WHAT THE EXERCISE ASKS
Without the pictures, return each record as it appears.

[GIVEN ENTRIES — start]

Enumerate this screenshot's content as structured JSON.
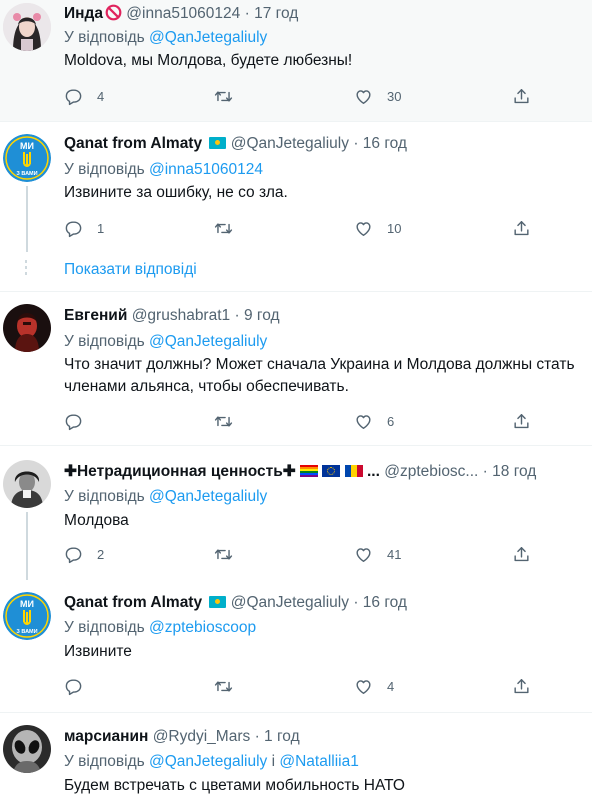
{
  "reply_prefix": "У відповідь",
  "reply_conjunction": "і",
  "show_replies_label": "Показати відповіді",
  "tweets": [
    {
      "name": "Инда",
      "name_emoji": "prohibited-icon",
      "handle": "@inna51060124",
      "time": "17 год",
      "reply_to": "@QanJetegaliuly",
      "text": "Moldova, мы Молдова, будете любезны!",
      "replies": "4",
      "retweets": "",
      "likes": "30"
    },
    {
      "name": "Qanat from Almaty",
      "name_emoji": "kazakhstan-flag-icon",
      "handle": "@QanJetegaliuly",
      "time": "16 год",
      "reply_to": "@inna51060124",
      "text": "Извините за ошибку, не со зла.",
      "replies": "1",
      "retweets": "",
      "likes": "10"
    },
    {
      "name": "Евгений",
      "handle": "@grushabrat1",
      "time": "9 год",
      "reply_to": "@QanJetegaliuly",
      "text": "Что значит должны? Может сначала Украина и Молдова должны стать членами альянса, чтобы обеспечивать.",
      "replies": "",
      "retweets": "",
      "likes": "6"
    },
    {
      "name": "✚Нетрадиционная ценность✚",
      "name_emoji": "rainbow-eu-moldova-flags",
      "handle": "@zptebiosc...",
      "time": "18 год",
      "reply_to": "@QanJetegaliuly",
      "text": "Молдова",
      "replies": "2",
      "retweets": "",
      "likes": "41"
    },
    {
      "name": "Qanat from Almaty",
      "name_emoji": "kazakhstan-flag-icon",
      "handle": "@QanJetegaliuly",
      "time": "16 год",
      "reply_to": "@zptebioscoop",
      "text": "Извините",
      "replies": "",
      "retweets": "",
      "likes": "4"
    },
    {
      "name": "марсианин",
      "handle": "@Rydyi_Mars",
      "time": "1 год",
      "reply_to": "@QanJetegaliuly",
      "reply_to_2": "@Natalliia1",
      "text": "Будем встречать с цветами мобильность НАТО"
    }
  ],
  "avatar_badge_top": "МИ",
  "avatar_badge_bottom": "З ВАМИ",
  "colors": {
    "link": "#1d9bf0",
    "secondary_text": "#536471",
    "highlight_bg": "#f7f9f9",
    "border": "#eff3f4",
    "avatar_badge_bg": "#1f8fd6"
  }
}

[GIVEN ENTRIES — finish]

RESULT FOR THIS EXERCISE
Enumerate this screenshot's content as structured JSON.
{
  "reply_prefix": "У відповідь",
  "reply_conjunction": "і",
  "show_replies_label": "Показати відповіді",
  "tweets": [
    {
      "name": "Инда",
      "name_emoji": "prohibited-icon",
      "handle": "@inna51060124",
      "time": "17 год",
      "reply_to": "@QanJetegaliuly",
      "text": "Moldova, мы Молдова, будете любезны!",
      "replies": "4",
      "retweets": "",
      "likes": "30"
    },
    {
      "name": "Qanat from Almaty",
      "name_emoji": "kazakhstan-flag-icon",
      "handle": "@QanJetegaliuly",
      "time": "16 год",
      "reply_to": "@inna51060124",
      "text": "Извините за ошибку, не со зла.",
      "replies": "1",
      "retweets": "",
      "likes": "10"
    },
    {
      "name": "Евгений",
      "handle": "@grushabrat1",
      "time": "9 год",
      "reply_to": "@QanJetegaliuly",
      "text": "Что значит должны? Может сначала Украина и Молдова должны стать членами альянса, чтобы обеспечивать.",
      "replies": "",
      "retweets": "",
      "likes": "6"
    },
    {
      "name": "✚Нетрадиционная ценность✚",
      "name_emoji": "rainbow-eu-moldova-flags",
      "handle": "@zptebiosc...",
      "time": "18 год",
      "reply_to": "@QanJetegaliuly",
      "text": "Молдова",
      "replies": "2",
      "retweets": "",
      "likes": "41"
    },
    {
      "name": "Qanat from Almaty",
      "name_emoji": "kazakhstan-flag-icon",
      "handle": "@QanJetegaliuly",
      "time": "16 год",
      "reply_to": "@zptebioscoop",
      "text": "Извините",
      "replies": "",
      "retweets": "",
      "likes": "4"
    },
    {
      "name": "марсианин",
      "handle": "@Rydyi_Mars",
      "time": "1 год",
      "reply_to": "@QanJetegaliuly",
      "reply_to_2": "@Natalliia1",
      "text": "Будем встречать с цветами мобильность НАТО"
    }
  ],
  "avatar_badge_top": "МИ",
  "avatar_badge_bottom": "З ВАМИ",
  "colors": {
    "link": "#1d9bf0",
    "secondary_text": "#536471",
    "highlight_bg": "#f7f9f9",
    "border": "#eff3f4",
    "avatar_badge_bg": "#1f8fd6"
  }
}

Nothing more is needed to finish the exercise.